The Hand-over: A Can-Lit How Dunnit

Category: Book
By (author): Dewar, Elaine
Series: Canlit Howdunit
Subject:  BUSINESS & ECONOMICS / Mergers & Acquisitions
  HISTORY / Canada / General
  HISTORY / General
  NON-FICTION / Canadian
Publisher: Biblioasis
Published: March 2017
Format: Book-hardcover
Pages: 208
Size: 8.25in x 5.25in
Our Price:
$ 31.25
Available to order

Additional Notes

From The Publisher*

In her controversial new book, Elaine Dewar, named among "Canada?s best muckrakers," reveals how our premiere national publisher, McClelland and Stewart, was eventually sold to Random House, a division of German media giant Bertelsmann, for a dollar.

Drawing on interviews done with those who engineered the deal, and on documents never before revealed, Dewar tells the story of how a savvy businessman, an accountant, a University President, and three major law firms "danced through the raindrops" to evade a thirty-year-old public policy created to defend Canadian national sovereignty.

Part investigation, part memoir by a journalist whose career was shaped by the Investment Canada Act-the federal rules that protect Canada?s $40 billion cultural industry-Dewar explores both how the Act was enacted and how it was taken down, piece by piece, deal by deal.

Review Quote*

Praise for Elaine Dewar

"Dewar is a keen observer of place and personality."-PUBLISHERS WEEKLY

Biographical Note

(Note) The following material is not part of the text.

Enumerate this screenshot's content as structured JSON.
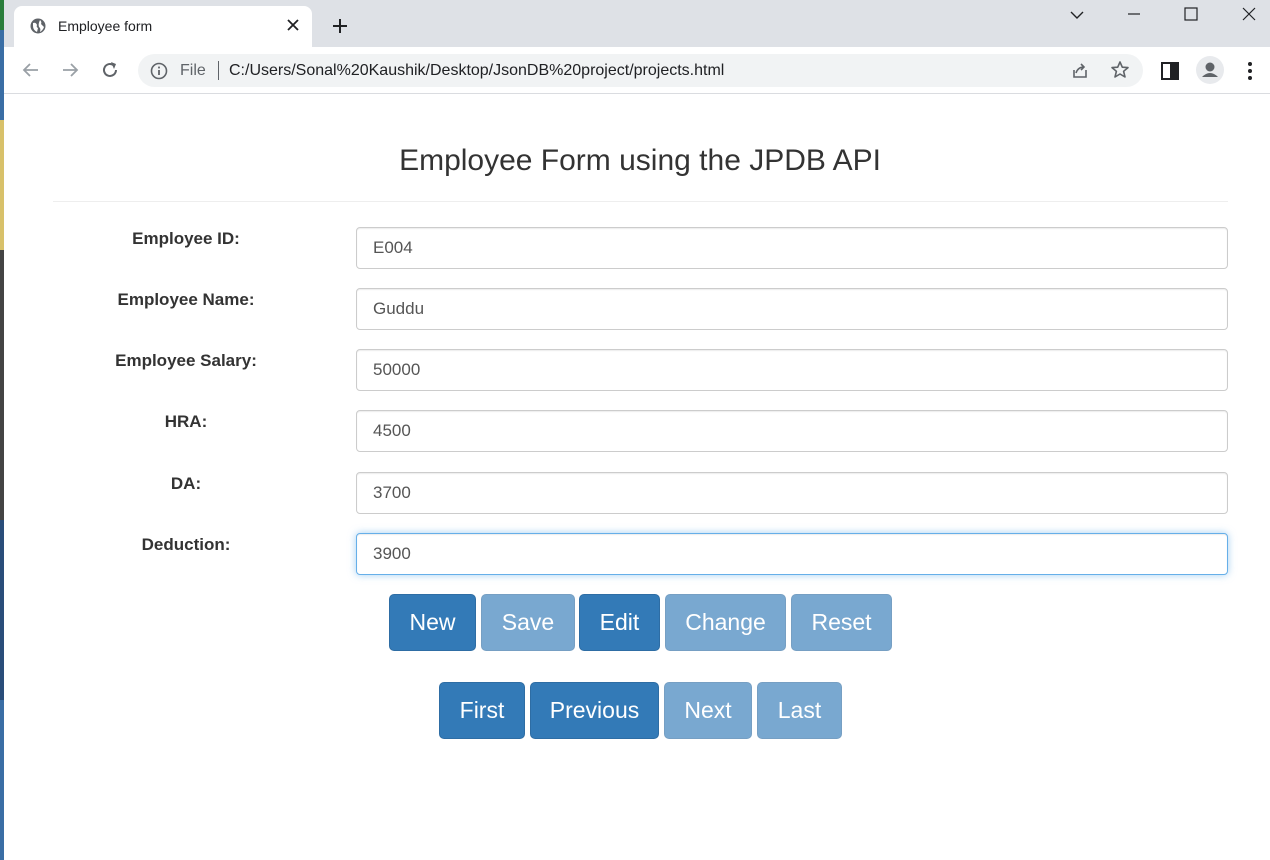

Elaine Dewar-author, journalist, television story editor-has been honoured by nine National Magazine awards, including the prestigious President?s Medal, and the White Award. Her first book, Cloak of Green, delved into the dark side of environmental politics and became an underground classic. Bones: Discovering the First Americans, an investigation of the science and politics regarding the peopling of the Americas, was a national bestseller and earned a special commendation from the Canadian Archaeological Association. The Second Tree: of Clones, Chimeras, and Quests for Immortality, won Canada's premier literary non-fiction prize from the Writers' Trust. Called "Canada?s Rachel Carson," Dewar aspires to be a happy warrior for the public good.